### Exercise inputs:

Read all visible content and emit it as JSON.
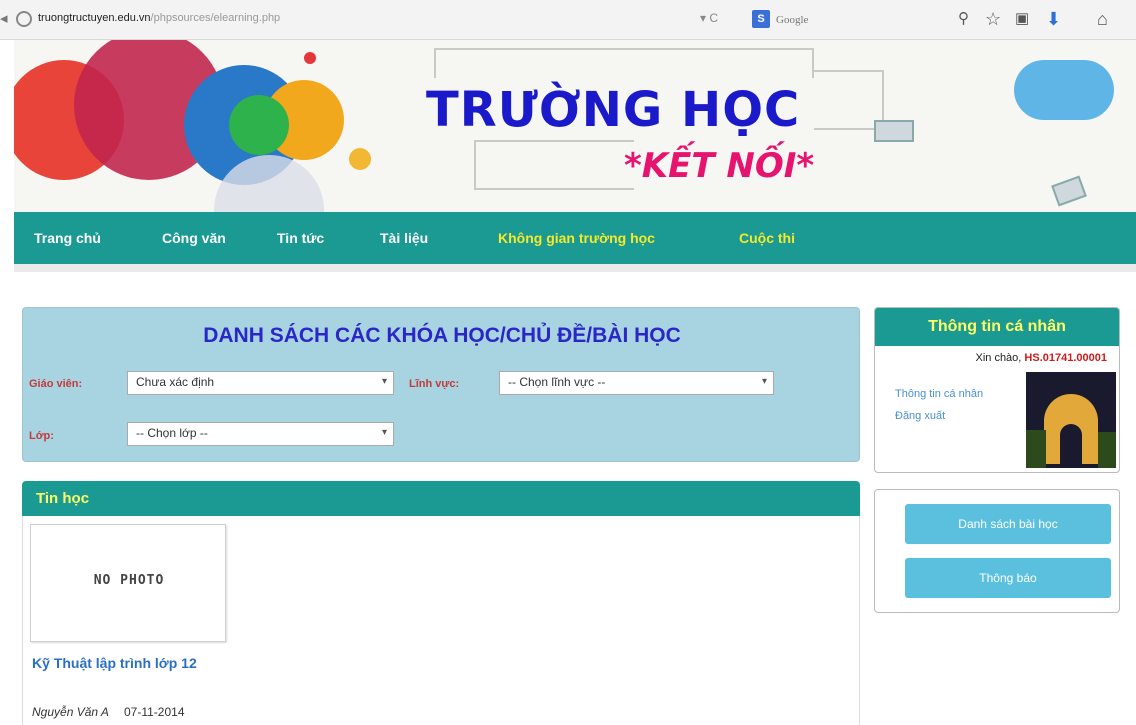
{
  "browser": {
    "url_host": "truongtructuyen.edu.vn",
    "url_path": "/phpsources/elearning.php",
    "search_placeholder": "Google",
    "search_engine_letter": "S"
  },
  "banner": {
    "title": "TRƯỜNG HỌC",
    "subtitle": "*KẾT NỐI*"
  },
  "nav": {
    "items": [
      {
        "label": "Trang chủ",
        "highlight": false
      },
      {
        "label": "Công văn",
        "highlight": false
      },
      {
        "label": "Tin tức",
        "highlight": false
      },
      {
        "label": "Tài liệu",
        "highlight": false
      },
      {
        "label": "Không gian trường học",
        "highlight": true
      },
      {
        "label": "Cuộc thi",
        "highlight": true
      }
    ]
  },
  "courses_panel": {
    "title": "DANH SÁCH CÁC KHÓA HỌC/CHỦ ĐỀ/BÀI HỌC",
    "teacher_label": "Giáo viên:",
    "teacher_value": "Chưa xác định",
    "field_label": "Lĩnh vực:",
    "field_value": "-- Chọn lĩnh vực --",
    "class_label": "Lớp:",
    "class_value": "-- Chọn lớp --"
  },
  "subject": {
    "title": "Tin học",
    "course": {
      "photo_text": "NO PHOTO",
      "title": "Kỹ Thuật lập trình lớp 12",
      "author": "Nguyễn Văn A",
      "date": "07-11-2014"
    }
  },
  "profile": {
    "header": "Thông tin cá nhân",
    "greeting": "Xin chào,",
    "user_id": "HS.01741.00001",
    "link_info": "Thông tin cá nhân",
    "link_logout": "Đăng xuất"
  },
  "menu": {
    "lessons_button": "Danh sách bài học",
    "notice_button": "Thông báo"
  },
  "colors": {
    "nav_bg": "#1a9a93",
    "nav_highlight": "#f4e92a",
    "panel_bg": "#a8d4e2",
    "button_bg": "#5bc0de",
    "title_blue": "#2b27c7"
  }
}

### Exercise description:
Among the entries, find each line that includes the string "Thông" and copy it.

### Reply to the exercise:
    "header": "Thông tin cá nhân",
    "link_info": "Thông tin cá nhân",
    "notice_button": "Thông báo"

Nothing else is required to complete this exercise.